## About this exercise
The records below should be copied in full, exactly as shown.

Extracted data: Begin

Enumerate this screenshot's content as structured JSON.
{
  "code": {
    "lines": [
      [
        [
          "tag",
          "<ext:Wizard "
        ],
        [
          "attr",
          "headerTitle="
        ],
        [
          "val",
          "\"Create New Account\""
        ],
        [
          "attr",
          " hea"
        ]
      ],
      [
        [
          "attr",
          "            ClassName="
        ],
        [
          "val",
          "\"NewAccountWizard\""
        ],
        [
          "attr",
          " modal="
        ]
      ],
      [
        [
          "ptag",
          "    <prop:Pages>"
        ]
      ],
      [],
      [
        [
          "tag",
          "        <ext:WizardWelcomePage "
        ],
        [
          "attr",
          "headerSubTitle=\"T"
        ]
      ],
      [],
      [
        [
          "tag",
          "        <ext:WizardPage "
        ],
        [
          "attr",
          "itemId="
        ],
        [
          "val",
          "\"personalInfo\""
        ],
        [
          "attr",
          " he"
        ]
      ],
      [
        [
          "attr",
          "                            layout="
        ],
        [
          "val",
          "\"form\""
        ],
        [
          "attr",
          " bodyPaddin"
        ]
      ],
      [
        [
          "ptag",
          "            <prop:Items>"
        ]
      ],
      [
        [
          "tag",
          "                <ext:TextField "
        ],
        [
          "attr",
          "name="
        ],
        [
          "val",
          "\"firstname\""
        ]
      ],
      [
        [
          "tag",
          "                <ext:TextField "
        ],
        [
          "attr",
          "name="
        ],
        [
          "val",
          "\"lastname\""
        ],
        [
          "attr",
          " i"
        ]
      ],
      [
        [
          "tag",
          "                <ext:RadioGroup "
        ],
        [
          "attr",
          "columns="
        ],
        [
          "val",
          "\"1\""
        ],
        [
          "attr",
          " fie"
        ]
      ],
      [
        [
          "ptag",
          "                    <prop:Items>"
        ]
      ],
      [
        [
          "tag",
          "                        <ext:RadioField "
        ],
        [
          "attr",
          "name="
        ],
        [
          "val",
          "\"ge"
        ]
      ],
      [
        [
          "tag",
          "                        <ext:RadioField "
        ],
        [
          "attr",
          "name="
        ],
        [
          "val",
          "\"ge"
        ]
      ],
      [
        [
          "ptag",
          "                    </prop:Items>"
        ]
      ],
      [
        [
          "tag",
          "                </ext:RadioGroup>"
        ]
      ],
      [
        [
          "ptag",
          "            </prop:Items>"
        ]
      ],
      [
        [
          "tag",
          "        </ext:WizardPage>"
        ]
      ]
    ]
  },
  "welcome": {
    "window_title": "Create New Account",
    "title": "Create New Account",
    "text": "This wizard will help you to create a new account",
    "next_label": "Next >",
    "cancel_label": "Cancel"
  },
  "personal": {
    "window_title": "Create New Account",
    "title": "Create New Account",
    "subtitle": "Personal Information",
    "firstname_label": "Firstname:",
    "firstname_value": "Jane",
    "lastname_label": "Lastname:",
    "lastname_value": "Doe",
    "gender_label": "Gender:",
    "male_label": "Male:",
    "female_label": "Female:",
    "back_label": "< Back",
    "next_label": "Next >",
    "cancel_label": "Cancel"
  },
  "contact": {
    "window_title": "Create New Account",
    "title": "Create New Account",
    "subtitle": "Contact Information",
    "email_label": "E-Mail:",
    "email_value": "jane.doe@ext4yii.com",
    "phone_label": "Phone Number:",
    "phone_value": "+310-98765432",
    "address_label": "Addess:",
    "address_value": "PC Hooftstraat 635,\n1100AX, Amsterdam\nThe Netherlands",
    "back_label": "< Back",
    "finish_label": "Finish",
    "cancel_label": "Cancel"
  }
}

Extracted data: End

## Task answer
Enumerate this screenshot's content as structured JSON.
{
  "code": {
    "lines": [
      [
        [
          "tag",
          "<ext:Wizard "
        ],
        [
          "attr",
          "headerTitle="
        ],
        [
          "val",
          "\"Create New Account\""
        ],
        [
          "attr",
          " hea"
        ]
      ],
      [
        [
          "attr",
          "            ClassName="
        ],
        [
          "val",
          "\"NewAccountWizard\""
        ],
        [
          "attr",
          " modal="
        ]
      ],
      [
        [
          "ptag",
          "    <prop:Pages>"
        ]
      ],
      [],
      [
        [
          "tag",
          "        <ext:WizardWelcomePage "
        ],
        [
          "attr",
          "headerSubTitle=\"T"
        ]
      ],
      [],
      [
        [
          "tag",
          "        <ext:WizardPage "
        ],
        [
          "attr",
          "itemId="
        ],
        [
          "val",
          "\"personalInfo\""
        ],
        [
          "attr",
          " he"
        ]
      ],
      [
        [
          "attr",
          "                            layout="
        ],
        [
          "val",
          "\"form\""
        ],
        [
          "attr",
          " bodyPaddin"
        ]
      ],
      [
        [
          "ptag",
          "            <prop:Items>"
        ]
      ],
      [
        [
          "tag",
          "                <ext:TextField "
        ],
        [
          "attr",
          "name="
        ],
        [
          "val",
          "\"firstname\""
        ]
      ],
      [
        [
          "tag",
          "                <ext:TextField "
        ],
        [
          "attr",
          "name="
        ],
        [
          "val",
          "\"lastname\""
        ],
        [
          "attr",
          " i"
        ]
      ],
      [
        [
          "tag",
          "                <ext:RadioGroup "
        ],
        [
          "attr",
          "columns="
        ],
        [
          "val",
          "\"1\""
        ],
        [
          "attr",
          " fie"
        ]
      ],
      [
        [
          "ptag",
          "                    <prop:Items>"
        ]
      ],
      [
        [
          "tag",
          "                        <ext:RadioField "
        ],
        [
          "attr",
          "name="
        ],
        [
          "val",
          "\"ge"
        ]
      ],
      [
        [
          "tag",
          "                        <ext:RadioField "
        ],
        [
          "attr",
          "name="
        ],
        [
          "val",
          "\"ge"
        ]
      ],
      [
        [
          "ptag",
          "                    </prop:Items>"
        ]
      ],
      [
        [
          "tag",
          "                </ext:RadioGroup>"
        ]
      ],
      [
        [
          "ptag",
          "            </prop:Items>"
        ]
      ],
      [
        [
          "tag",
          "        </ext:WizardPage>"
        ]
      ]
    ]
  },
  "welcome": {
    "window_title": "Create New Account",
    "title": "Create New Account",
    "text": "This wizard will help you to create a new account",
    "next_label": "Next >",
    "cancel_label": "Cancel"
  },
  "personal": {
    "window_title": "Create New Account",
    "title": "Create New Account",
    "subtitle": "Personal Information",
    "firstname_label": "Firstname:",
    "firstname_value": "Jane",
    "lastname_label": "Lastname:",
    "lastname_value": "Doe",
    "gender_label": "Gender:",
    "male_label": "Male:",
    "female_label": "Female:",
    "back_label": "< Back",
    "next_label": "Next >",
    "cancel_label": "Cancel"
  },
  "contact": {
    "window_title": "Create New Account",
    "title": "Create New Account",
    "subtitle": "Contact Information",
    "email_label": "E-Mail:",
    "email_value": "jane.doe@ext4yii.com",
    "phone_label": "Phone Number:",
    "phone_value": "+310-98765432",
    "address_label": "Addess:",
    "address_value": "PC Hooftstraat 635,\n1100AX, Amsterdam\nThe Netherlands",
    "back_label": "< Back",
    "finish_label": "Finish",
    "cancel_label": "Cancel"
  }
}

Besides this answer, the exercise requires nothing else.